·        A statement to the effect that Ngcofo’s reasons for wanting her child to be transferred from FSP were not negative towards the school. (The story admittedly does not say that she wanted her child out of FSP because of problems at the school, but within the context of the story readers may have interpreted her comment as being negative to FSP.)
There was no excuse for the newspaper not to ask the FPS for its comment. It had enough time – it mentions a comment from another (unnamed) junior school.
The failure to do so not only led to at least one inaccuracy (as stated above), but it also probably caused FPS unnecessary harm. Remember the old media ethical maxim of maximizing truth and minimizing harm. To a certain extent, the opposite happened here.
 Finding
Erroneously portrayed
This part of the complaint is dismissed as the newspaper merely reports the opinion of one of its interviewees.
Parent not linked to FPS
This part of the complaint is dismissed as the newspaper merely reports the opinion of one of its interviewees.
No reason given for transferring child
This part of the complaint is dismissed as the newspaper merely reports the opinion of one of its interviewees.
Not asked for comment
Although the primary focus of the story is on the KJS, the FPS is mentioned twice – at least once in a negative light. The failure to ask the FPS for comment probably caused the school unnecessary harm and is in breach of Art. 1.5 of the Press Code that states: “A publication should usually seek the views of the subject of serious critical reportage in advance of publication…”
Sanction
The DFA is directed to apologise to the Flamingo Primary School for failing to ask for its comment. This should be done prominently and on the same page that the story was published on.
The newspaper is directed to publish a summary of this finding, the text of which should be provided to our office prior to publication.

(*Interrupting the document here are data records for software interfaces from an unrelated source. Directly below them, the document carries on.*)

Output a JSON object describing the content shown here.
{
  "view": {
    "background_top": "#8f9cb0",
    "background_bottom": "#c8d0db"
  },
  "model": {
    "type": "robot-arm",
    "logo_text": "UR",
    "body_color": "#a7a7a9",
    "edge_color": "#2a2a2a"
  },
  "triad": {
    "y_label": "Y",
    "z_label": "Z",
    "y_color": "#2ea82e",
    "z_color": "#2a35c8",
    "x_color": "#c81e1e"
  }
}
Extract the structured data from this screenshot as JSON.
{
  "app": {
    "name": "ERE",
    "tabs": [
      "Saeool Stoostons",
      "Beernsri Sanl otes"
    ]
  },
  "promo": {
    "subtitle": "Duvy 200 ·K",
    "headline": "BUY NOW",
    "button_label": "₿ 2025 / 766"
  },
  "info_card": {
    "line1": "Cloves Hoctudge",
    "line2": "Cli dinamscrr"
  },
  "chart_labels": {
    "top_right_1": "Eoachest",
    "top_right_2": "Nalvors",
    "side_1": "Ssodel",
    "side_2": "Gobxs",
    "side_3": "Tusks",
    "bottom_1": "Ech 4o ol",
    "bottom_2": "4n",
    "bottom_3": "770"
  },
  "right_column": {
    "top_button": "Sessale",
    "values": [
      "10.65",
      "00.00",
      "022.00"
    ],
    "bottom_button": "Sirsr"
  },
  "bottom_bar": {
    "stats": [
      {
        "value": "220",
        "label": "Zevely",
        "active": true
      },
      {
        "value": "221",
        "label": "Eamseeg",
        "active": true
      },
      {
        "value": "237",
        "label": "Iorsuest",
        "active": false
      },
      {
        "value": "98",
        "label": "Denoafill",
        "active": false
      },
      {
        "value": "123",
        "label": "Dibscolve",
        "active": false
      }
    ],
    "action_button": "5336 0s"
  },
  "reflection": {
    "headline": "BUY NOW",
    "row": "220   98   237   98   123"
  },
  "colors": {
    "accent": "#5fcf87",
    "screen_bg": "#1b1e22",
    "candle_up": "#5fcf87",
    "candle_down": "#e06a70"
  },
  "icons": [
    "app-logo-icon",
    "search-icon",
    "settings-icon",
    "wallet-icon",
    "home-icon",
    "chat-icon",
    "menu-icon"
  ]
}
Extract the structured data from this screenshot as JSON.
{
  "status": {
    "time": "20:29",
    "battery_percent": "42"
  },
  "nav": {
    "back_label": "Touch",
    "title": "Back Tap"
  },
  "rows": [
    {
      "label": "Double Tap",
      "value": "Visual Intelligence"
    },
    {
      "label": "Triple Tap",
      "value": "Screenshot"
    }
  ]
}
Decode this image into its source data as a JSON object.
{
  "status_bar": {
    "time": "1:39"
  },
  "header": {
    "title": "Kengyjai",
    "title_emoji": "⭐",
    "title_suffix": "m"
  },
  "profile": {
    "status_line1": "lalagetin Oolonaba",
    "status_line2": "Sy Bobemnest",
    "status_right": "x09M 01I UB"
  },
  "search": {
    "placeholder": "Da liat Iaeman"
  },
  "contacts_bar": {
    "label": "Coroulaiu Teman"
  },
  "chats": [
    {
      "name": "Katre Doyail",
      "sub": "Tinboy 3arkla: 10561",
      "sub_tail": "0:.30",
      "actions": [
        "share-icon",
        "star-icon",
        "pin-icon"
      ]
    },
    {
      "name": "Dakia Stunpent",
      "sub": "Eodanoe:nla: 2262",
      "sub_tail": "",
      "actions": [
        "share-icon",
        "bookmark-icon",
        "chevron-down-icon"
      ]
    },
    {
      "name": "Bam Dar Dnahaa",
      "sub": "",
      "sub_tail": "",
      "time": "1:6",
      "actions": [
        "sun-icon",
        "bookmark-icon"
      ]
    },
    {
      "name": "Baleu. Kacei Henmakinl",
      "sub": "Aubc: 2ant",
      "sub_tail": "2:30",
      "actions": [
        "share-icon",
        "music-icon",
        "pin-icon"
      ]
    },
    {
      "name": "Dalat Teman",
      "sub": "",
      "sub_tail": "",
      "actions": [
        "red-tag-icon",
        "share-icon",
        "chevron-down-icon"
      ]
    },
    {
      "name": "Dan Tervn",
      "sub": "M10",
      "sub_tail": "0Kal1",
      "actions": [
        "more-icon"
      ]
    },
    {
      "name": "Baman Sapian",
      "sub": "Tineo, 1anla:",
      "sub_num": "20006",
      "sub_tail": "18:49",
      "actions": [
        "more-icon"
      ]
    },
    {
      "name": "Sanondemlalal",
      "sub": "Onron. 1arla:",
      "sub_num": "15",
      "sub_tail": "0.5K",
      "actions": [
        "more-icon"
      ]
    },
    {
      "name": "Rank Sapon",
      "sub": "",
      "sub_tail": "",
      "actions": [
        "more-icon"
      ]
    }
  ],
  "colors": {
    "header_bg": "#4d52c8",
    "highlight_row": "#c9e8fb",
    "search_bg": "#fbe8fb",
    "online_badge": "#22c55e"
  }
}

Please add the following sentence at the end of the text: “Visit www.presscouncil.org.za (rulings, 2010) for the full finding.

Appeal

Please note that our Complaints Procedures lay down that within seven days of receipt of this decision, anyone of the parties may apply for leave to appeal to the Chairperson of the SA Press Appeals Panel, Judge Ralph Zulman, fully setting out the grounds of appeal. He can be reached at khanyim@ombudsman.org.za.
Johan Retief
Deputy Press Ombudsman